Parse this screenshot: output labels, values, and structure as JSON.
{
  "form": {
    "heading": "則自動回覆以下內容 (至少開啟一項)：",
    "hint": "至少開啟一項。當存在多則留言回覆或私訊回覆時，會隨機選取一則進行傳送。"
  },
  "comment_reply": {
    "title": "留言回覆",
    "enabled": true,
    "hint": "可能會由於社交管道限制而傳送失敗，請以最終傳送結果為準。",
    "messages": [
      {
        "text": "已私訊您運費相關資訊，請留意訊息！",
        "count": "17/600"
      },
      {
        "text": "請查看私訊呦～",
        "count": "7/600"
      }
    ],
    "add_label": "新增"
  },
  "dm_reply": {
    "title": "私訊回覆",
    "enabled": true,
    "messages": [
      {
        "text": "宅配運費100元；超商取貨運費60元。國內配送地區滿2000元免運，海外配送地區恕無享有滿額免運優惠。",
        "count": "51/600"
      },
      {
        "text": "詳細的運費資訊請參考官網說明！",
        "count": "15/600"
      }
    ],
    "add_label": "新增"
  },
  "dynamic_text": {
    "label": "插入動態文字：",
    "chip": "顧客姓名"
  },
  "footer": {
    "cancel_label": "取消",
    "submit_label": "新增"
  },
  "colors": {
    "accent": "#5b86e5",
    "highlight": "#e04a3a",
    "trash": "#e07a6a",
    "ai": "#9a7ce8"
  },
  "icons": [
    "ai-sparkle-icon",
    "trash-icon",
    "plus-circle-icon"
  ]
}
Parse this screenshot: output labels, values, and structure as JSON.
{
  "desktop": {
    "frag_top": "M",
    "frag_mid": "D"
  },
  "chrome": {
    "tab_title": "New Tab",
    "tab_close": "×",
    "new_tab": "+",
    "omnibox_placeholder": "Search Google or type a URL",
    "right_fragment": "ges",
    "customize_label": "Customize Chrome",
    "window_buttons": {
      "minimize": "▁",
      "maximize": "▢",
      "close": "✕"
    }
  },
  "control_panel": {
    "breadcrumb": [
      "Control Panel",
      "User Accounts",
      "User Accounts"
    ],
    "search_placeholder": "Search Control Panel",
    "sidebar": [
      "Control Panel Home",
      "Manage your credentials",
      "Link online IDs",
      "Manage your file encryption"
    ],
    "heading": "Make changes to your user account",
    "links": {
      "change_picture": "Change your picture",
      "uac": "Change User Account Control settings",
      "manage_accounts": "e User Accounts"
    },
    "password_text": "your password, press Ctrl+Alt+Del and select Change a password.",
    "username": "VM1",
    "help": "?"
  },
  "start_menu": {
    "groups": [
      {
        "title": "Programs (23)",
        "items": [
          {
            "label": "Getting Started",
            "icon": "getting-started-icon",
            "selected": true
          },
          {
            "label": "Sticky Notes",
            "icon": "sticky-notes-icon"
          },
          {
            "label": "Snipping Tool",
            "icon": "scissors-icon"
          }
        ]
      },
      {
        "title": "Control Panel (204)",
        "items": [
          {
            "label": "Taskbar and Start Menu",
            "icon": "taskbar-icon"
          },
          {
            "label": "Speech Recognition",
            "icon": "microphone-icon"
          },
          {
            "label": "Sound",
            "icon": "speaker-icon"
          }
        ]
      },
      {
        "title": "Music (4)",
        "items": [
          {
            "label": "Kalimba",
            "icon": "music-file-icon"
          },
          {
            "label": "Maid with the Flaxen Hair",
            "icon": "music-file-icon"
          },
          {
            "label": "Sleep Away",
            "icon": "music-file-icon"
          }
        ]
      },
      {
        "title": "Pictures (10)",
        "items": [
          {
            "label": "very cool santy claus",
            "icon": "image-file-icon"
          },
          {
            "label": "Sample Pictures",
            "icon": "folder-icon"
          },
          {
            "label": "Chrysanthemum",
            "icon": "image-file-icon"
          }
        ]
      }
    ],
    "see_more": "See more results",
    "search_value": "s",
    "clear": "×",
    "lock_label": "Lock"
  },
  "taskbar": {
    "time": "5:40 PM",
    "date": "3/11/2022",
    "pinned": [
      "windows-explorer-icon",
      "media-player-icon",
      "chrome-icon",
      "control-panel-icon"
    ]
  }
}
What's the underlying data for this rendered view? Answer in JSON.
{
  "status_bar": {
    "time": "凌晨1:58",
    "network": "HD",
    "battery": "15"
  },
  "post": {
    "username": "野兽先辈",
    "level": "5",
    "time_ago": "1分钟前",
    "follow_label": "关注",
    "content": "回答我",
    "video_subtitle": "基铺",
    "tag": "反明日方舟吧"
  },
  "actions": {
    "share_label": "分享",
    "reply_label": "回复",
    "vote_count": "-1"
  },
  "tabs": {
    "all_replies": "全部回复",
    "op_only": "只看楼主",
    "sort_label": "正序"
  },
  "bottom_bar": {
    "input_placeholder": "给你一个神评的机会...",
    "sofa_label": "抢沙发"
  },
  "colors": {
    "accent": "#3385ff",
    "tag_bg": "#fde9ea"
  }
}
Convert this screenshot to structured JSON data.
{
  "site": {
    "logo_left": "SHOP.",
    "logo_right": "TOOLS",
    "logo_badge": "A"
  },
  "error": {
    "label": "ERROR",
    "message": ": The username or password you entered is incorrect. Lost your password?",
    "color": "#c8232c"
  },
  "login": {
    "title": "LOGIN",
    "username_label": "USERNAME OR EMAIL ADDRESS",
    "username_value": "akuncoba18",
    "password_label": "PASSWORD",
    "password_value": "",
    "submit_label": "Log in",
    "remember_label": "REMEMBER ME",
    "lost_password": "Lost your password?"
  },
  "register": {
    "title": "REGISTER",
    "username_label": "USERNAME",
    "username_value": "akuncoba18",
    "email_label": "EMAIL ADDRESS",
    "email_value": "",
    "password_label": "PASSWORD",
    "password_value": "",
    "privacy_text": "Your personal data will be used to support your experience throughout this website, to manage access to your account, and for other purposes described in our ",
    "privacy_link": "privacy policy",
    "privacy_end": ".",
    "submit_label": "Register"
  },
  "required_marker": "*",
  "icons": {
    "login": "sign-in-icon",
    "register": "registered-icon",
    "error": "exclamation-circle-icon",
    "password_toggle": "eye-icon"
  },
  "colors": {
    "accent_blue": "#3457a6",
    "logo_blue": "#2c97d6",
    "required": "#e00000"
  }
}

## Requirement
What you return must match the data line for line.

## Answer space
Parse this screenshot: output labels, values, and structure as JSON.
{
  "form": {
    "heading": "則自動回覆以下內容 (至少開啟一項)：",
    "hint": "至少開啟一項。當存在多則留言回覆或私訊回覆時，會隨機選取一則進行傳送。"
  },
  "comment_reply": {
    "title": "留言回覆",
    "enabled": true,
    "hint": "可能會由於社交管道限制而傳送失敗，請以最終傳送結果為準。",
    "messages": [
      {
        "text": "已私訊您運費相關資訊，請留意訊息！",
        "count": "17/600"
      },
      {
        "text": "請查看私訊呦～",
        "count": "7/600"
      }
    ],
    "add_label": "新增"
  },
  "dm_reply": {
    "title": "私訊回覆",
    "enabled": true,
    "messages": [
      {
        "text": "宅配運費100元；超商取貨運費60元。國內配送地區滿2000元免運，海外配送地區恕無享有滿額免運優惠。",
        "count": "51/600"
      },
      {
        "text": "詳細的運費資訊請參考官網說明！",
        "count": "15/600"
      }
    ],
    "add_label": "新增"
  },
  "dynamic_text": {
    "label": "插入動態文字：",
    "chip": "顧客姓名"
  },
  "footer": {
    "cancel_label": "取消",
    "submit_label": "新增"
  },
  "colors": {
    "accent": "#5b86e5",
    "highlight": "#e04a3a",
    "trash": "#e07a6a",
    "ai": "#9a7ce8"
  },
  "icons": [
    "ai-sparkle-icon",
    "trash-icon",
    "plus-circle-icon"
  ]
}
Parse this screenshot: output labels, values, and structure as JSON.
{
  "desktop": {
    "frag_top": "M",
    "frag_mid": "D"
  },
  "chrome": {
    "tab_title": "New Tab",
    "tab_close": "×",
    "new_tab": "+",
    "omnibox_placeholder": "Search Google or type a URL",
    "right_fragment": "ges",
    "customize_label": "Customize Chrome",
    "window_buttons": {
      "minimize": "▁",
      "maximize": "▢",
      "close": "✕"
    }
  },
  "control_panel": {
    "breadcrumb": [
      "Control Panel",
      "User Accounts",
      "User Accounts"
    ],
    "search_placeholder": "Search Control Panel",
    "sidebar": [
      "Control Panel Home",
      "Manage your credentials",
      "Link online IDs",
      "Manage your file encryption"
    ],
    "heading": "Make changes to your user account",
    "links": {
      "change_picture": "Change your picture",
      "uac": "Change User Account Control settings",
      "manage_accounts": "e User Accounts"
    },
    "password_text": "your password, press Ctrl+Alt+Del and select Change a password.",
    "username": "VM1",
    "help": "?"
  },
  "start_menu": {
    "groups": [
      {
        "title": "Programs (23)",
        "items": [
          {
            "label": "Getting Started",
            "icon": "getting-started-icon",
            "selected": true
          },
          {
            "label": "Sticky Notes",
            "icon": "sticky-notes-icon"
          },
          {
            "label": "Snipping Tool",
            "icon": "scissors-icon"
          }
        ]
      },
      {
        "title": "Control Panel (204)",
        "items": [
          {
            "label": "Taskbar and Start Menu",
            "icon": "taskbar-icon"
          },
          {
            "label": "Speech Recognition",
            "icon": "microphone-icon"
          },
          {
            "label": "Sound",
            "icon": "speaker-icon"
          }
        ]
      },
      {
        "title": "Music (4)",
        "items": [
          {
            "label": "Kalimba",
            "icon": "music-file-icon"
          },
          {
            "label": "Maid with the Flaxen Hair",
            "icon": "music-file-icon"
          },
          {
            "label": "Sleep Away",
            "icon": "music-file-icon"
          }
        ]
      },
      {
        "title": "Pictures (10)",
        "items": [
          {
            "label": "very cool santy claus",
            "icon": "image-file-icon"
          },
          {
            "label": "Sample Pictures",
            "icon": "folder-icon"
          },
          {
            "label": "Chrysanthemum",
            "icon": "image-file-icon"
          }
        ]
      }
    ],
    "see_more": "See more results",
    "search_value": "s",
    "clear": "×",
    "lock_label": "Lock"
  },
  "taskbar": {
    "time": "5:40 PM",
    "date": "3/11/2022",
    "pinned": [
      "windows-explorer-icon",
      "media-player-icon",
      "chrome-icon",
      "control-panel-icon"
    ]
  }
}
What's the underlying data for this rendered view? Answer in JSON.
{
  "status_bar": {
    "time": "凌晨1:58",
    "network": "HD",
    "battery": "15"
  },
  "post": {
    "username": "野兽先辈",
    "level": "5",
    "time_ago": "1分钟前",
    "follow_label": "关注",
    "content": "回答我",
    "video_subtitle": "基铺",
    "tag": "反明日方舟吧"
  },
  "actions": {
    "share_label": "分享",
    "reply_label": "回复",
    "vote_count": "-1"
  },
  "tabs": {
    "all_replies": "全部回复",
    "op_only": "只看楼主",
    "sort_label": "正序"
  },
  "bottom_bar": {
    "input_placeholder": "给你一个神评的机会...",
    "sofa_label": "抢沙发"
  },
  "colors": {
    "accent": "#3385ff",
    "tag_bg": "#fde9ea"
  }
}
Convert this screenshot to structured JSON data.
{
  "site": {
    "logo_left": "SHOP.",
    "logo_right": "TOOLS",
    "logo_badge": "A"
  },
  "error": {
    "label": "ERROR",
    "message": ": The username or password you entered is incorrect. Lost your password?",
    "color": "#c8232c"
  },
  "login": {
    "title": "LOGIN",
    "username_label": "USERNAME OR EMAIL ADDRESS",
    "username_value": "akuncoba18",
    "password_label": "PASSWORD",
    "password_value": "",
    "submit_label": "Log in",
    "remember_label": "REMEMBER ME",
    "lost_password": "Lost your password?"
  },
  "register": {
    "title": "REGISTER",
    "username_label": "USERNAME",
    "username_value": "akuncoba18",
    "email_label": "EMAIL ADDRESS",
    "email_value": "",
    "password_label": "PASSWORD",
    "password_value": "",
    "privacy_text": "Your personal data will be used to support your experience throughout this website, to manage access to your account, and for other purposes described in our ",
    "privacy_link": "privacy policy",
    "privacy_end": ".",
    "submit_label": "Register"
  },
  "required_marker": "*",
  "icons": {
    "login": "sign-in-icon",
    "register": "registered-icon",
    "error": "exclamation-circle-icon",
    "password_toggle": "eye-icon"
  },
  "colors": {
    "accent_blue": "#3457a6",
    "logo_blue": "#2c97d6",
    "required": "#e00000"
  }
}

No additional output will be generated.